=== Begin Enclosure ===
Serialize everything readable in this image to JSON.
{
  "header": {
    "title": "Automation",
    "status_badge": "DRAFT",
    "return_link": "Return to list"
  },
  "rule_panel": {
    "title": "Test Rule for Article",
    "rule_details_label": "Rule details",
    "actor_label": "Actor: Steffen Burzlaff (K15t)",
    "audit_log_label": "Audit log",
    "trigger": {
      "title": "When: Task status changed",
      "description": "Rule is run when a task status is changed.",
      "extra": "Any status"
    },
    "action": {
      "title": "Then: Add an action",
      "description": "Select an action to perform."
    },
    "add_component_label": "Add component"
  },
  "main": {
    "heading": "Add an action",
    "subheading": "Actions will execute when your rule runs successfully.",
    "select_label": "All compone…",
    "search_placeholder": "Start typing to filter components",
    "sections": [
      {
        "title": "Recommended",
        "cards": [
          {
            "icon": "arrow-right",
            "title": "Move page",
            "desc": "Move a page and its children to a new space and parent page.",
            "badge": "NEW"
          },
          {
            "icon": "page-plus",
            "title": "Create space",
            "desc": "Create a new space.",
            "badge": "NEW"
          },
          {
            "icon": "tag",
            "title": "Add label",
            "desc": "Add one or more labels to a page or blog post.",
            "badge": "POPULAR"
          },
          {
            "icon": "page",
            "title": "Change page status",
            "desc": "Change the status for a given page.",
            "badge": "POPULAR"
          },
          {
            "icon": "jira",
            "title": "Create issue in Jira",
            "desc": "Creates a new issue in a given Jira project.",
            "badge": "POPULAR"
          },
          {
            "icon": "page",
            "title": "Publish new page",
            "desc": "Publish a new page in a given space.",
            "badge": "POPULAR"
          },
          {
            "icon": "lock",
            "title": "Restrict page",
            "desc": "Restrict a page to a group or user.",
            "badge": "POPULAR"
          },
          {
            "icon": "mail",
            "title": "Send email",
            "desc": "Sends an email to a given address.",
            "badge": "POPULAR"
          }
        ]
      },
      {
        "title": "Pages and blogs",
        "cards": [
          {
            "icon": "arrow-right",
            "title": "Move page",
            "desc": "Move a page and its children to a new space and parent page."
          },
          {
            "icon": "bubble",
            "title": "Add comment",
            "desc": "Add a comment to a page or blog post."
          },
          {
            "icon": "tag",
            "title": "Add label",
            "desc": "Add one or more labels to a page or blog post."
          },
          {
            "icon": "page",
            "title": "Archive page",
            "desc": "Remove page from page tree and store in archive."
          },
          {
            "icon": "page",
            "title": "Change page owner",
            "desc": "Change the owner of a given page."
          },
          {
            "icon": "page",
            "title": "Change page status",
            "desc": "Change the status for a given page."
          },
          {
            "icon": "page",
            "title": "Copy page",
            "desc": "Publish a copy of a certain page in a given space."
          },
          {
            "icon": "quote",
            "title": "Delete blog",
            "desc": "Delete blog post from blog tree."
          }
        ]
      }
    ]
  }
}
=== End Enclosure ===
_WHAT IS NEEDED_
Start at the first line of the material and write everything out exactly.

_EXERCISE RESULT_
Serialize everything readable in this image to JSON.
{
  "header": {
    "title": "Automation",
    "status_badge": "DRAFT",
    "return_link": "Return to list"
  },
  "rule_panel": {
    "title": "Test Rule for Article",
    "rule_details_label": "Rule details",
    "actor_label": "Actor: Steffen Burzlaff (K15t)",
    "audit_log_label": "Audit log",
    "trigger": {
      "title": "When: Task status changed",
      "description": "Rule is run when a task status is changed.",
      "extra": "Any status"
    },
    "action": {
      "title": "Then: Add an action",
      "description": "Select an action to perform."
    },
    "add_component_label": "Add component"
  },
  "main": {
    "heading": "Add an action",
    "subheading": "Actions will execute when your rule runs successfully.",
    "select_label": "All compone…",
    "search_placeholder": "Start typing to filter components",
    "sections": [
      {
        "title": "Recommended",
        "cards": [
          {
            "icon": "arrow-right",
            "title": "Move page",
            "desc": "Move a page and its children to a new space and parent page.",
            "badge": "NEW"
          },
          {
            "icon": "page-plus",
            "title": "Create space",
            "desc": "Create a new space.",
            "badge": "NEW"
          },
          {
            "icon": "tag",
            "title": "Add label",
            "desc": "Add one or more labels to a page or blog post.",
            "badge": "POPULAR"
          },
          {
            "icon": "page",
            "title": "Change page status",
            "desc": "Change the status for a given page.",
            "badge": "POPULAR"
          },
          {
            "icon": "jira",
            "title": "Create issue in Jira",
            "desc": "Creates a new issue in a given Jira project.",
            "badge": "POPULAR"
          },
          {
            "icon": "page",
            "title": "Publish new page",
            "desc": "Publish a new page in a given space.",
            "badge": "POPULAR"
          },
          {
            "icon": "lock",
            "title": "Restrict page",
            "desc": "Restrict a page to a group or user.",
            "badge": "POPULAR"
          },
          {
            "icon": "mail",
            "title": "Send email",
            "desc": "Sends an email to a given address.",
            "badge": "POPULAR"
          }
        ]
      },
      {
        "title": "Pages and blogs",
        "cards": [
          {
            "icon": "arrow-right",
            "title": "Move page",
            "desc": "Move a page and its children to a new space and parent page."
          },
          {
            "icon": "bubble",
            "title": "Add comment",
            "desc": "Add a comment to a page or blog post."
          },
          {
            "icon": "tag",
            "title": "Add label",
            "desc": "Add one or more labels to a page or blog post."
          },
          {
            "icon": "page",
            "title": "Archive page",
            "desc": "Remove page from page tree and store in archive."
          },
          {
            "icon": "page",
            "title": "Change page owner",
            "desc": "Change the owner of a given page."
          },
          {
            "icon": "page",
            "title": "Change page status",
            "desc": "Change the status for a given page."
          },
          {
            "icon": "page",
            "title": "Copy page",
            "desc": "Publish a copy of a certain page in a given space."
          },
          {
            "icon": "quote",
            "title": "Delete blog",
            "desc": "Delete blog post from blog tree."
          }
        ]
      }
    ]
  }
}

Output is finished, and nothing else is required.